If there are no discernible improvements, schedule an honest conversation with your boss. As conflict management coach Shannon L. Felder outlines for Real Simple, "Identify the things your boss does that diminish your capacity to meet expectations and maximize productivity. Have suggestions for actions your boss can take to make things better." Furthermore, "Do not assume negative intentions, but approach the conversation with an open mind." Follow up with a quick email – documenting your professionalism will go a long way.

Ultimately, understand that creative differences are a common part of any workplace environment –- it's up to you whether they're manageable or not. "Your whole career you're going to have people who are difficult. The more adaptable we can be at managerial relationships with different people, the better off we're going to be in our careers," Mary Abbajay, president of Careerstone Group, explains to NBC Better by Today. In her words, "See if you can't adapt a little bit more."

Prepare to part ways

If your workplace environment hasn't improved, it may be a sign you need to quit your job. "There's no reason you should be miserable," Mary Abbajay advises NBC Better by Today.

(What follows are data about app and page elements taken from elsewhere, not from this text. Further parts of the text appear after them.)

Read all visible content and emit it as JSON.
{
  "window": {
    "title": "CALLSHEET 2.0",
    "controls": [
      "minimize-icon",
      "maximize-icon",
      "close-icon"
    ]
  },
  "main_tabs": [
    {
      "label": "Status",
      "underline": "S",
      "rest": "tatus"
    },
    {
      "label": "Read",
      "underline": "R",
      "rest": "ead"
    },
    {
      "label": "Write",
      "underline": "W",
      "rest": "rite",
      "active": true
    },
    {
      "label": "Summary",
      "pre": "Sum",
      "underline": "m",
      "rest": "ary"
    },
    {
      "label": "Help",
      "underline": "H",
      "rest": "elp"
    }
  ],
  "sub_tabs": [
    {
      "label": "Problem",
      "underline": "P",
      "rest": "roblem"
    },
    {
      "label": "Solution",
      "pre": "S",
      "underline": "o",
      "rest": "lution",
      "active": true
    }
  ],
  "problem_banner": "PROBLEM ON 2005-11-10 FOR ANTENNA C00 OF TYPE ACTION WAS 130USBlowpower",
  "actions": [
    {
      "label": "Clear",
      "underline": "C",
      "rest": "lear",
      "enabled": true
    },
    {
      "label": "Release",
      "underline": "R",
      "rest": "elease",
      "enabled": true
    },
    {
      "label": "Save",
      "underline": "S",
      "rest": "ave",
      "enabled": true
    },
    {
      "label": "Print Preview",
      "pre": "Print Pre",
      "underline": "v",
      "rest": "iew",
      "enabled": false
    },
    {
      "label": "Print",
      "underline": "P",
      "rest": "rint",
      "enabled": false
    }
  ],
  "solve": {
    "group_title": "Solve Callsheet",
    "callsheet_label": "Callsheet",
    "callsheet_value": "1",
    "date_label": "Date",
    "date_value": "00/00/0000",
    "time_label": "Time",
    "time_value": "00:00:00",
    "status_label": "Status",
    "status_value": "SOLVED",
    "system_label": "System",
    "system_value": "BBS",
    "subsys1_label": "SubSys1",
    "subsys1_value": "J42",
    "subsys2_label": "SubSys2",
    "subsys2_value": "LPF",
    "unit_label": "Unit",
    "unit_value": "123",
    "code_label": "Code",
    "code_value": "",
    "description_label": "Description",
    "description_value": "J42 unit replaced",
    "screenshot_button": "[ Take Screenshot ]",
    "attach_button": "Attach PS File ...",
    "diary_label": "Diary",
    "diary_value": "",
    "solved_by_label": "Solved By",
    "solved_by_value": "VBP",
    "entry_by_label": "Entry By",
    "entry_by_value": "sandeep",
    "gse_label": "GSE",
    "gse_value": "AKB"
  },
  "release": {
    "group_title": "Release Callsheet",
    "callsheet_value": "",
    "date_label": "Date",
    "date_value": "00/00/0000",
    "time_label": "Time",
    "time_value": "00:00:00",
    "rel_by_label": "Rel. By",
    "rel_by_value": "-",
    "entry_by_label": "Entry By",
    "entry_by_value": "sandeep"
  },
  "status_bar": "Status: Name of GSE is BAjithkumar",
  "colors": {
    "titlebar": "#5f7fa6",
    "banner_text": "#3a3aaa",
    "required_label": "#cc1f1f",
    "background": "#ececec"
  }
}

Because a bad boss can have long-term ill effects on your mental health, it's important to protect yourself. "You are not going to be at your best or be successful if you are more worried about your boss than about your job," concludes Abbajay. Give yourself permission to move on. 

The viral phenomenon known as "rage applying" could be your first step in finding solace, per CNBC Make It. "It's a more active way to respond to one's dissatisfaction," explains Amy Zimmerman, Chief People Officer at Relay Payments. At the very least, researching new jobs can help you regain a certain amount of control in a toxic situation. "When I was rage applying," explained one frustrated employee, "it was a way for me to feel like I had control over my life. Like, I don't have to be here, I can go."